_Work to be completed_
Could you report every line from the entries that includes the word "JSON"?

_Records for the exercise_
-=-=-=-=-

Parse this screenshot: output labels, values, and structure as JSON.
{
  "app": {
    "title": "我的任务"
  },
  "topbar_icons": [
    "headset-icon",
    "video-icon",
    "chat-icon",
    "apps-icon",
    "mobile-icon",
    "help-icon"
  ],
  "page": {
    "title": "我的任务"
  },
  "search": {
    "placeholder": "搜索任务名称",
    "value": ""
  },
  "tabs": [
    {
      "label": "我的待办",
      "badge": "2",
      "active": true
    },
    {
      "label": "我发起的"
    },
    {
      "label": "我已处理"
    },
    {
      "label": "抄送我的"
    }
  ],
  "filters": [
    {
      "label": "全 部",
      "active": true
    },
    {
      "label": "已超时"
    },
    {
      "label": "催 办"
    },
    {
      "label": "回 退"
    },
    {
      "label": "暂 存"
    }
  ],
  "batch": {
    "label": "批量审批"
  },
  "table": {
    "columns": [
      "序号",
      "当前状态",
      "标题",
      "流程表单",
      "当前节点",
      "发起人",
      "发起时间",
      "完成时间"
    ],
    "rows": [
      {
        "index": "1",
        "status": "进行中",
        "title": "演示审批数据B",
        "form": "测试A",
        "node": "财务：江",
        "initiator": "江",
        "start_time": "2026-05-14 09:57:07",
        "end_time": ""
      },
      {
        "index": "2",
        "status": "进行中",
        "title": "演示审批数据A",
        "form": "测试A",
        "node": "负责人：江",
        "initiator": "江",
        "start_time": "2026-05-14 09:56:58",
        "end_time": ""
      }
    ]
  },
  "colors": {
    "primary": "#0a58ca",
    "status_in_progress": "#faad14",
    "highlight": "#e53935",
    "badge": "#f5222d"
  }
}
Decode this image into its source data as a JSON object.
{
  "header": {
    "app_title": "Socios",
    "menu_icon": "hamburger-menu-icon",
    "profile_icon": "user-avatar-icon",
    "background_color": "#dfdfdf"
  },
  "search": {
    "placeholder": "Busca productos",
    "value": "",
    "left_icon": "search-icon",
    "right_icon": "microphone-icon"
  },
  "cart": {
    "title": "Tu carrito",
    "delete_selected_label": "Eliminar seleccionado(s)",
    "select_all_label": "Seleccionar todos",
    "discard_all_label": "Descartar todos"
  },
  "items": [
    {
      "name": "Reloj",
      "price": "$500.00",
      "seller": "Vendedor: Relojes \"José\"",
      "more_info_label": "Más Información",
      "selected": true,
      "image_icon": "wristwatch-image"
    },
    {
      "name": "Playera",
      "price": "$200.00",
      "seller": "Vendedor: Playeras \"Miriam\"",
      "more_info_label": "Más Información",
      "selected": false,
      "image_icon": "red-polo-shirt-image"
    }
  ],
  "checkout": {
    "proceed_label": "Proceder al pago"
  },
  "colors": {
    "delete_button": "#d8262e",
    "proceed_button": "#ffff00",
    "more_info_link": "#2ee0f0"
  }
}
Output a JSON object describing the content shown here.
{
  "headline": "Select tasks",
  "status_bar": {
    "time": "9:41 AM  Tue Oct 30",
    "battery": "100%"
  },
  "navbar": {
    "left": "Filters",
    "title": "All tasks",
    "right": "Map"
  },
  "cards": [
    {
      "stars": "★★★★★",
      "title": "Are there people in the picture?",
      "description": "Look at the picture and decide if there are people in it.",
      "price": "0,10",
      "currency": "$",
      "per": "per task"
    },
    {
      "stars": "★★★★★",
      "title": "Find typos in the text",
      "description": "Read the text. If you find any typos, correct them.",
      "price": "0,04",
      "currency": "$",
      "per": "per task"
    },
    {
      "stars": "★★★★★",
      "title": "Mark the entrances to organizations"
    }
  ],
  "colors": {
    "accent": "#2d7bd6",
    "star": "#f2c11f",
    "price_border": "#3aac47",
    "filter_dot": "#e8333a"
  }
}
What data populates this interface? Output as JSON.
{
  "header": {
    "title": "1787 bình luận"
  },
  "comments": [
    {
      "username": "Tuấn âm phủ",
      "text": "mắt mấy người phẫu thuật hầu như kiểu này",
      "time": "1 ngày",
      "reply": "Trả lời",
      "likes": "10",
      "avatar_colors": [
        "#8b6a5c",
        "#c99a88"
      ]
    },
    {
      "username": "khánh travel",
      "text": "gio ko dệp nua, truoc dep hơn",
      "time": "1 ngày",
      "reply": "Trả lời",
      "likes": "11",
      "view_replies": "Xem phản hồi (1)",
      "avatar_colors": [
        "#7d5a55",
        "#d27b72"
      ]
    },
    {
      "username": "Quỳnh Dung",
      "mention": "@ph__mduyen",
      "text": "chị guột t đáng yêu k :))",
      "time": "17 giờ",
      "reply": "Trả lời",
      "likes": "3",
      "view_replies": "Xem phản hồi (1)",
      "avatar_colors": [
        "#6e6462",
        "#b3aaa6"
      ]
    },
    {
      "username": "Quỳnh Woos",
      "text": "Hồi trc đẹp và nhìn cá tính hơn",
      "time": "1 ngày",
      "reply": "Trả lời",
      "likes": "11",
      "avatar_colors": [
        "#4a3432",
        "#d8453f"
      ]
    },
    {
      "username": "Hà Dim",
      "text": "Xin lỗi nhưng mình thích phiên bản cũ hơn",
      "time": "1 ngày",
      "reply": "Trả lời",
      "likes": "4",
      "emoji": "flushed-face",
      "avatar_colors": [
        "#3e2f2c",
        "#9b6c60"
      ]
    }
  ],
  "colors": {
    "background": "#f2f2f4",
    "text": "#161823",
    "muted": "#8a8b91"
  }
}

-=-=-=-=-

_Problem solution_
Parse this screenshot: output labels, values, and structure as JSON.
Decode this image into its source data as a JSON object.
Output a JSON object describing the content shown here.
What data populates this interface? Output as JSON.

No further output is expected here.